Martin, Richard C. (Religion) and Abbas Barzegar. Islamism: Contested Perspectives on Political Islam. Stanford UP.
Ernst, Carl and Richard C. Martin (Religion), eds. Rethinking Islamic Studies: From Orientalism to Cosmopolitanism. U of South Carolina P.
McClintock, Sara L. (Religion) Omniscience and the Rhetoric of Reason: Śāntarakṣita and Kamalaśīla on Rationality, Argumentation, and Religious Authority. Wisdom.
Mitchell, Andrew J. (Philosophy) Heidegger Among the Sculptors: Body, Space, and the Art of Dwelling. Stanford UP.
Nouvet, Claire (French and Italian) Abélard et Héloïse: La Passion de la Maîtrise. Presses Universitaires du Septentrion.
Nouvet, Claire (French and Italian) Enfances Narcisse.

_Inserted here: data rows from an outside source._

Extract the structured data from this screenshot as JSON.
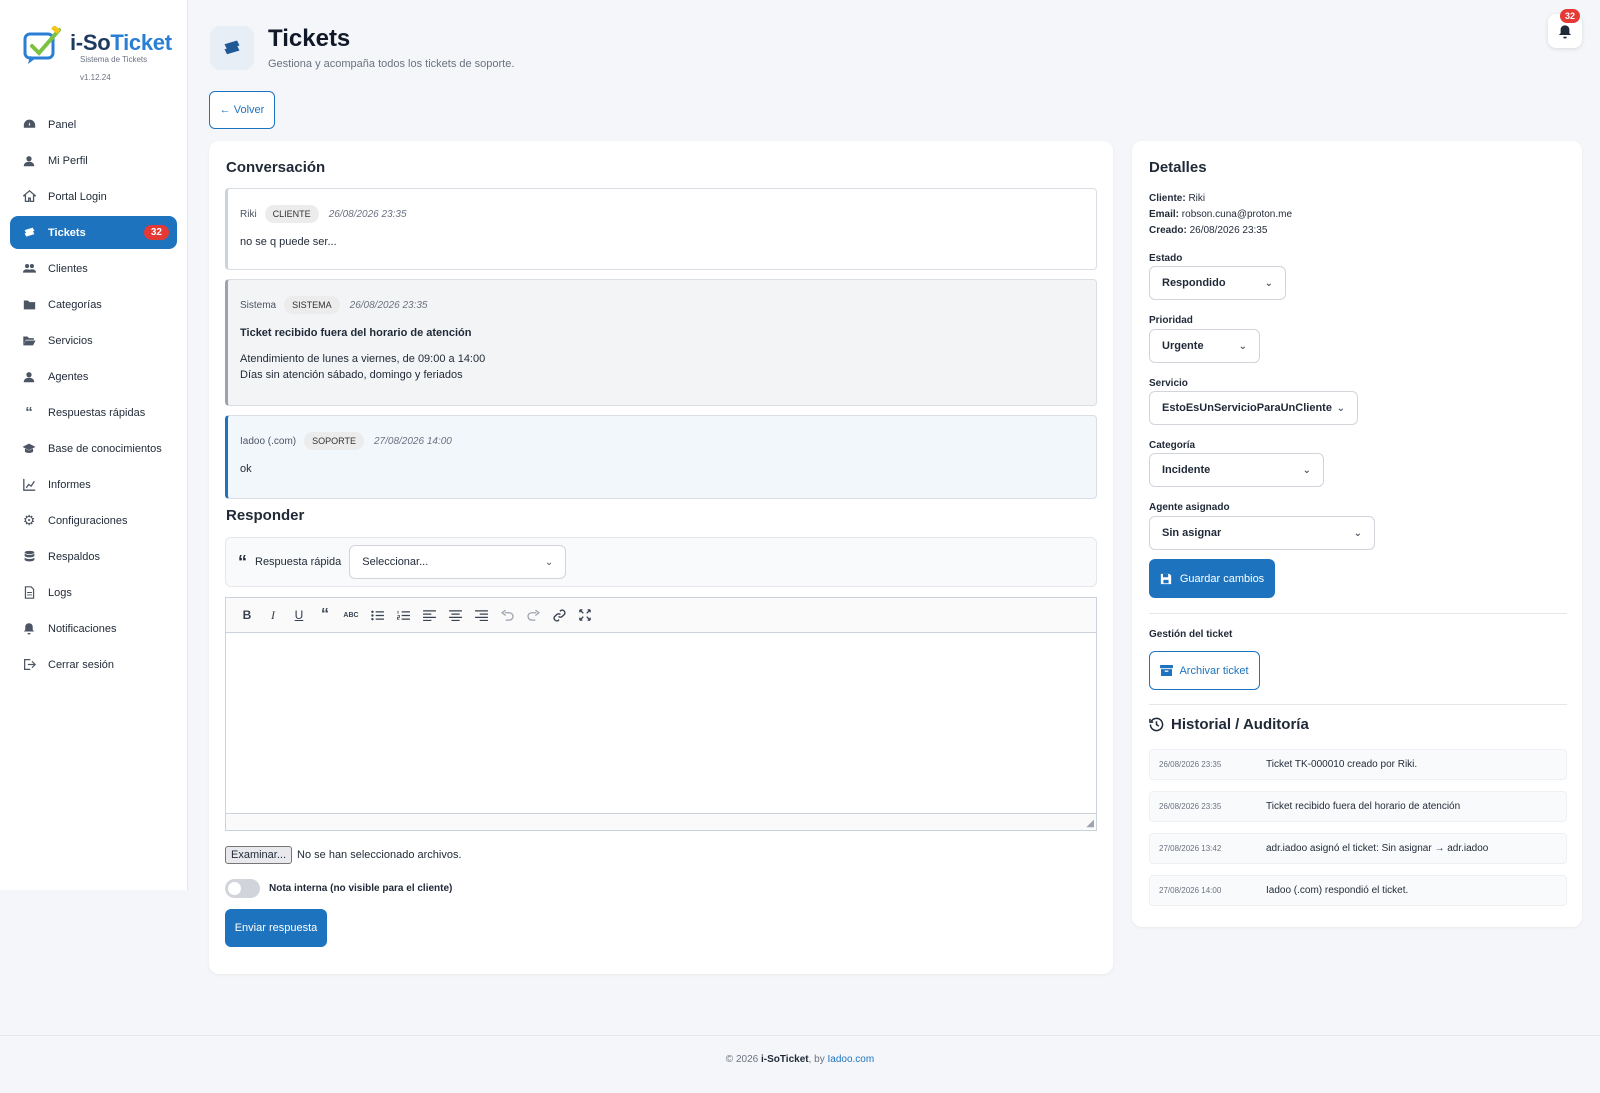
{
  "brand": {
    "name_prefix": "i-So",
    "name_suffix": "Ticket",
    "subtitle": "Sistema de Tickets",
    "version": "v1.12.24"
  },
  "sidebar": {
    "items": [
      {
        "label": "Panel",
        "icon": "dashboard-icon"
      },
      {
        "label": "Mi Perfil",
        "icon": "user-icon"
      },
      {
        "label": "Portal Login",
        "icon": "home-icon"
      },
      {
        "label": "Tickets",
        "icon": "tickets-icon",
        "badge": "32",
        "active": true
      },
      {
        "label": "Clientes",
        "icon": "clients-icon"
      },
      {
        "label": "Categorías",
        "icon": "folder-icon"
      },
      {
        "label": "Servicios",
        "icon": "folder-open-icon"
      },
      {
        "label": "Agentes",
        "icon": "agent-icon"
      },
      {
        "label": "Respuestas rápidas",
        "icon": "quote-icon"
      },
      {
        "label": "Base de conocimientos",
        "icon": "graduation-cap-icon"
      },
      {
        "label": "Informes",
        "icon": "chart-icon"
      },
      {
        "label": "Configuraciones",
        "icon": "gear-icon"
      },
      {
        "label": "Respaldos",
        "icon": "database-icon"
      },
      {
        "label": "Logs",
        "icon": "file-icon"
      },
      {
        "label": "Notificaciones",
        "icon": "bell-icon"
      },
      {
        "label": "Cerrar sesión",
        "icon": "logout-icon"
      }
    ]
  },
  "header": {
    "title": "Tickets",
    "subtitle": "Gestiona y acompaña todos los tickets de soporte.",
    "notifications_count": "32",
    "back_label": "← Volver"
  },
  "conversation": {
    "title": "Conversación",
    "messages": [
      {
        "author": "Riki",
        "tag": "CLIENTE",
        "date": "26/08/2026 23:35",
        "body": "no se q puede ser..."
      },
      {
        "author": "Sistema",
        "tag": "SISTEMA",
        "date": "26/08/2026 23:35",
        "heading": "Ticket recibido fuera del horario de atención",
        "line1": "Atendimiento de lunes a viernes, de 09:00 a 14:00",
        "line2": "Días sin atención sábado, domingo y feriados"
      },
      {
        "author": "Iadoo (.com)",
        "tag": "SOPORTE",
        "date": "27/08/2026 14:00",
        "body": "ok"
      }
    ]
  },
  "reply": {
    "title": "Responder",
    "quick_label": "Respuesta rápida",
    "quick_selected": "Seleccionar...",
    "file_button": "Examinar...",
    "file_status": "No se han seleccionado archivos.",
    "internal_note_label": "Nota interna (no visible para el cliente)",
    "send_label": "Enviar respuesta"
  },
  "details": {
    "title": "Detalles",
    "client_label": "Cliente:",
    "client_value": "Riki",
    "email_label": "Email:",
    "email_value": "robson.cuna@proton.me",
    "created_label": "Creado:",
    "created_value": "26/08/2026 23:35",
    "estado_label": "Estado",
    "estado_value": "Respondido",
    "prioridad_label": "Prioridad",
    "prioridad_value": "Urgente",
    "servicio_label": "Servicio",
    "servicio_value": "EstoEsUnServicioParaUnCliente",
    "categoria_label": "Categoría",
    "categoria_value": "Incidente",
    "agente_label": "Agente asignado",
    "agente_value": "Sin asignar",
    "save_label": "Guardar cambios",
    "gestion_label": "Gestión del ticket",
    "archive_label": "Archivar ticket"
  },
  "history": {
    "title": "Historial / Auditoría",
    "rows": [
      {
        "date": "26/08/2026 23:35",
        "text": "Ticket TK-000010 creado por Riki."
      },
      {
        "date": "26/08/2026 23:35",
        "text": "Ticket recibido fuera del horario de atención"
      },
      {
        "date": "27/08/2026 13:42",
        "text": "adr.iadoo asignó el ticket: Sin asignar → adr.iadoo"
      },
      {
        "date": "27/08/2026 14:00",
        "text": "Iadoo (.com) respondió el ticket."
      }
    ]
  },
  "footer": {
    "prefix": "© 2026",
    "brand": "i-SoTicket",
    "by": ", by",
    "link": "Iadoo.com"
  },
  "colors": {
    "primary": "#1e73be",
    "badge": "#e53935",
    "background": "#f4f6f9"
  }
}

Editions Gallilée.
Pandey, Gyanendra (History), ed. Subaltern Citizens and Their Histories: Investigations from India and the USA. Routledge.
Patton, Laurie (Religion) Notes from a Mandala: Essays in Indian History of Religions in Honor of Wendy Doniger. U of Delaware P.
Peletz, Michael (Anthropology) Gender Pluralism: Southeast Asia Since Early Modern Times. Routledge.
Robbins, Vernon K. (Religion) Sea Voyages and Beyond: Emerging Strategies in Socio-Rhetorical Interpretation. Deo.
Sanders, Mark (English and African American Studies) A Black Soldier’s Story. U of Minnesota P.
Skibell, Joseph (Creative Writing and English) A Curable Romantic. Algonquin.
Staton, Jeffrey K. (Political Science) Judicial Power and Strategic Communication in Mexico. Cambridge UP.
Stuhr, John J. (Philosophy), ed. 100 Years of Pragmatism: William James’s Revolutionary Philosophy. Indiana UP.

Trethewey, Natasha (Creative Writing and English) Beyond Katrina: A Meditation on the Mississippi Gulf Coast. U of Georgia P.
Palagia, O., and Bonna Wescoat (Art History). Samothracian Connections: Essays in Honor of James R. McCredie. Oxford UP.
Wilson, Elizabeth A. (Women’s Studies) Affect and Artificial Intelligence. U of Washington P.
Wolff King, Sally (English) Ledgers of History: William Faulkner, an Almost Forgotten Friendship, and an Antebellum Plantation Diary. Louisiana State UP.
Worthman, Carol M. (Anthropology), Paul Plotsky (Medicine), D.S. Schechter, and C. Cummings. Formative Experiences: The Interaction of Caregiving, Culture, and Developmental Psychobiology. Cambridge UP.
Young, Kevin (Creative Writing and English), ed. The Art of Losing: Poems of Grief and Healing. Bloomsbury.

Source: http://www.emory.edu/home/academics/faculty/faculty-books-2010.html